_GOAL OF THE EXERCISE_: Locate all lines in the data below that hold "What" and show them.

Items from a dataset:
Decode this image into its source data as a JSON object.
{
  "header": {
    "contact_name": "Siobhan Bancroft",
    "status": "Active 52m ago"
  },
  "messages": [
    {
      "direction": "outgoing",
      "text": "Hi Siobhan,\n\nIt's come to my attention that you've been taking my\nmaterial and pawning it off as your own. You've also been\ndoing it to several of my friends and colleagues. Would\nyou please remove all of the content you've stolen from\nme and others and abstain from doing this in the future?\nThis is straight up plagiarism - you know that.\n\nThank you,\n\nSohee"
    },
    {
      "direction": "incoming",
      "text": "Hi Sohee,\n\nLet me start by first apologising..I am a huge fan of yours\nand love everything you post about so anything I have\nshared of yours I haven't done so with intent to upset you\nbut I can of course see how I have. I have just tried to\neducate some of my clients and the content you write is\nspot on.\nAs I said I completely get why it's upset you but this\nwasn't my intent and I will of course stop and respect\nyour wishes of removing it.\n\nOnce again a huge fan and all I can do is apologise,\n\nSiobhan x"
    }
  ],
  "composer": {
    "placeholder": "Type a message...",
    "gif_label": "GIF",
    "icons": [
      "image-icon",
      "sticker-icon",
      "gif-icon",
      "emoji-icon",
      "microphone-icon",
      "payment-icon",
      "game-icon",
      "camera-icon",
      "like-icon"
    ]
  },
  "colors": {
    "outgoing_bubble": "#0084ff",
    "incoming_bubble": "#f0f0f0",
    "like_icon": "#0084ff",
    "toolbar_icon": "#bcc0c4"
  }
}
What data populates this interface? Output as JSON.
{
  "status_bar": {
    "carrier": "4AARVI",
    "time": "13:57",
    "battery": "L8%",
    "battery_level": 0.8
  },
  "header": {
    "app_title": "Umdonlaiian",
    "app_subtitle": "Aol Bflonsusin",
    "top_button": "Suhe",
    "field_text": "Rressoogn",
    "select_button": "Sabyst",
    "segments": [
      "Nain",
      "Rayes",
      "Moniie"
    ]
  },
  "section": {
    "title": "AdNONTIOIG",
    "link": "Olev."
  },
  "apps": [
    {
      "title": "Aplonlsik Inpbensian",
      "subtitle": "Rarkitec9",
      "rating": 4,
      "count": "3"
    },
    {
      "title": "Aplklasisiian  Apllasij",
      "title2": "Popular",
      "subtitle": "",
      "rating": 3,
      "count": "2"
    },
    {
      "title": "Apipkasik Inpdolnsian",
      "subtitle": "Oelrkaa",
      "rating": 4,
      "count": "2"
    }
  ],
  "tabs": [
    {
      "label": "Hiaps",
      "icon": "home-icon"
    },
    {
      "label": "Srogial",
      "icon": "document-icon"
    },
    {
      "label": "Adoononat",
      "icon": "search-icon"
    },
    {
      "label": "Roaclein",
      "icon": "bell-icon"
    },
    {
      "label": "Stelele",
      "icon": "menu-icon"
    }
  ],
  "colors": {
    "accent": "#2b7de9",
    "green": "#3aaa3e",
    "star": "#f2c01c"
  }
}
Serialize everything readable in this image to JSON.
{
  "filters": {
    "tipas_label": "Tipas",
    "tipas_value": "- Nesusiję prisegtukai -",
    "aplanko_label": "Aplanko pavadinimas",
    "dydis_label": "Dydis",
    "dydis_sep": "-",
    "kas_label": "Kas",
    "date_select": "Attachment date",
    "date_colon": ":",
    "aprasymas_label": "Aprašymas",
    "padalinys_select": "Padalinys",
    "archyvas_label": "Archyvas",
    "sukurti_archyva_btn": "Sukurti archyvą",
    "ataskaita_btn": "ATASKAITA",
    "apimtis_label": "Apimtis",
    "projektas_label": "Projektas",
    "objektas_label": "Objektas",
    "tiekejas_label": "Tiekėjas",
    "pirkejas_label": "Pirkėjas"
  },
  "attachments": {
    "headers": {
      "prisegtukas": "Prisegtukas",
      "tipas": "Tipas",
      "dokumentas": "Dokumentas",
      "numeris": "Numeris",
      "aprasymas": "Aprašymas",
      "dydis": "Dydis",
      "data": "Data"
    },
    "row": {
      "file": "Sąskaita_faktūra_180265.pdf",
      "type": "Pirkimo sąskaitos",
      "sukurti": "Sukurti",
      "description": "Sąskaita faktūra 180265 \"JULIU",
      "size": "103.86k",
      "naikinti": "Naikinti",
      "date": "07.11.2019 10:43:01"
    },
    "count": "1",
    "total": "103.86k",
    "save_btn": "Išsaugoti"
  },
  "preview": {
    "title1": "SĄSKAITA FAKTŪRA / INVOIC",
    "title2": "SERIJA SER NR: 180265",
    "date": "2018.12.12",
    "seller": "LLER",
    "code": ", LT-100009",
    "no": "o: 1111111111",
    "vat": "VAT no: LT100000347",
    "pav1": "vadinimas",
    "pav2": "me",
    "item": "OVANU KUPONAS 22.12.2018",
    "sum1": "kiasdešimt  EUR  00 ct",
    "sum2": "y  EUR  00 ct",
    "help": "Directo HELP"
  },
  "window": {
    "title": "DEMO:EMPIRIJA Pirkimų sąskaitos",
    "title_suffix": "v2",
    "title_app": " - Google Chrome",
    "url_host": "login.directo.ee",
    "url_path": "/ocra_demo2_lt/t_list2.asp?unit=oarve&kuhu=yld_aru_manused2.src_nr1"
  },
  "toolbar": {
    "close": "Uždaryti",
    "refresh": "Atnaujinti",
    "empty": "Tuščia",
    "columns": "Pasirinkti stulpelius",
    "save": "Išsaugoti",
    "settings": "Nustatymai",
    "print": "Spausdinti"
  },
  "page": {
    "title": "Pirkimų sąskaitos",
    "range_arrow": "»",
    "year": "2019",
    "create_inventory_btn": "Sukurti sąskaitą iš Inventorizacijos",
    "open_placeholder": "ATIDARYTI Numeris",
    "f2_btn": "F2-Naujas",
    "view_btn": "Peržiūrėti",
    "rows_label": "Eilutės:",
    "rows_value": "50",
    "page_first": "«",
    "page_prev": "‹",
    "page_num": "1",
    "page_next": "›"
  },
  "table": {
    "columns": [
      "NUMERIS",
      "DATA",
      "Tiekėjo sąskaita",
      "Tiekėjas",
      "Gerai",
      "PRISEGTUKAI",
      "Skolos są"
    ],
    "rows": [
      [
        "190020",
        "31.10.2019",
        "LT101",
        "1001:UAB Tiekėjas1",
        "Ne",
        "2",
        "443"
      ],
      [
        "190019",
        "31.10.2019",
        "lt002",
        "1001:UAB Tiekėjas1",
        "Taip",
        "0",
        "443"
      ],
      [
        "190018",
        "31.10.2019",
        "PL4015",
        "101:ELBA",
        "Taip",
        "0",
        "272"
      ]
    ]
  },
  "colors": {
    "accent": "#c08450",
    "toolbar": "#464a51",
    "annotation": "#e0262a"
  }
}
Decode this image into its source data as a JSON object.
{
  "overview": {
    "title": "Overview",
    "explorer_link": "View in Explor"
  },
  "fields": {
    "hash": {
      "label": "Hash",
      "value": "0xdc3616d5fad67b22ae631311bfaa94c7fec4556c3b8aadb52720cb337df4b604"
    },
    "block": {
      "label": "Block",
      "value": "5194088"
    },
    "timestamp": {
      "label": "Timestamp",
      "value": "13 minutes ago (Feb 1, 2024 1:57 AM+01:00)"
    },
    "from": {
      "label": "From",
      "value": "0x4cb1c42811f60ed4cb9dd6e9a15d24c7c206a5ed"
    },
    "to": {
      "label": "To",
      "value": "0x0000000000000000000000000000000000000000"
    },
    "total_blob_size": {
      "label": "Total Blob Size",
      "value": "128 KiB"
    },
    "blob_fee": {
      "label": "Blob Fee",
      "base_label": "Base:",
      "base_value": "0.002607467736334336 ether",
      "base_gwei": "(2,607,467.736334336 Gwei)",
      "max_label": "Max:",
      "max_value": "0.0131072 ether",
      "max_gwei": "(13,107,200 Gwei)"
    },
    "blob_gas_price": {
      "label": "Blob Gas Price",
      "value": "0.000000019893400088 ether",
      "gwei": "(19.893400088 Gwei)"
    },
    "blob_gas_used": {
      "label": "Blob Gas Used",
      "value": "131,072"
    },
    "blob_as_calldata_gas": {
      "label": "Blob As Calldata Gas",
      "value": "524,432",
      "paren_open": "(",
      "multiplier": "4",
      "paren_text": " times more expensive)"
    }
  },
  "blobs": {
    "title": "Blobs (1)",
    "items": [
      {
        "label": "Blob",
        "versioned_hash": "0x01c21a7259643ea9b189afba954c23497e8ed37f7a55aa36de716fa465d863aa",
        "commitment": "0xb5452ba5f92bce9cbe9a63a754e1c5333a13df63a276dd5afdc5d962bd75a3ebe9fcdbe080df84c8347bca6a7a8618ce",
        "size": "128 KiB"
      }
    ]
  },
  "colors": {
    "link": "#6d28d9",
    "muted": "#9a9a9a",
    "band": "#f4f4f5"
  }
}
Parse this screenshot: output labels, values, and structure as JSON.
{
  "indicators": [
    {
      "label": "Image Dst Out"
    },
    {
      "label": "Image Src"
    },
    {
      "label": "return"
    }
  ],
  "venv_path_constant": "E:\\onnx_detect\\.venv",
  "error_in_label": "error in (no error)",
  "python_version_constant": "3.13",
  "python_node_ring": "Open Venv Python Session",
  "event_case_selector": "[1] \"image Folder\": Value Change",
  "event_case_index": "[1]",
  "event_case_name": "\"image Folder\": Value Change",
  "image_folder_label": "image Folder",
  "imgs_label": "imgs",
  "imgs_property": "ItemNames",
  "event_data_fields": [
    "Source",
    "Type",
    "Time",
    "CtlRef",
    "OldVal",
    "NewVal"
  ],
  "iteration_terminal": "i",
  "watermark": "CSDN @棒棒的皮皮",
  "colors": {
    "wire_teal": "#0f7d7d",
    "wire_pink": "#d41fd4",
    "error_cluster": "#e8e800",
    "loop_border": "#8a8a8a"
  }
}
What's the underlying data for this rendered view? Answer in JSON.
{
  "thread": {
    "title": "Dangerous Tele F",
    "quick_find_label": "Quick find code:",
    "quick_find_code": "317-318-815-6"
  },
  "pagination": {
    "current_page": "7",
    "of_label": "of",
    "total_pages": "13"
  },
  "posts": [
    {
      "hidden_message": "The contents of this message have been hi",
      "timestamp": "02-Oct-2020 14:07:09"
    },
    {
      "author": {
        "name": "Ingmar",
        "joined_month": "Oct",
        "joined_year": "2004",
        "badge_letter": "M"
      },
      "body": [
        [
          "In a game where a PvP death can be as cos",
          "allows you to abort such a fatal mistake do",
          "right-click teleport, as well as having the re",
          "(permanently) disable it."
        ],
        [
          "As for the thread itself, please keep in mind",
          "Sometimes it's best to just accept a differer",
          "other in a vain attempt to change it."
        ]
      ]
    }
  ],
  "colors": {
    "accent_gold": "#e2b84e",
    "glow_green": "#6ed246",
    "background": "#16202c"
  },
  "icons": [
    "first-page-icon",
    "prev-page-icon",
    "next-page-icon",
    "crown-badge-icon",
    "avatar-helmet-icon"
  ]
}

_EXERCISE OUTPUT_:
What data populates this interface? Output as JSON.
What's the underlying data for this rendered view? Answer in JSON.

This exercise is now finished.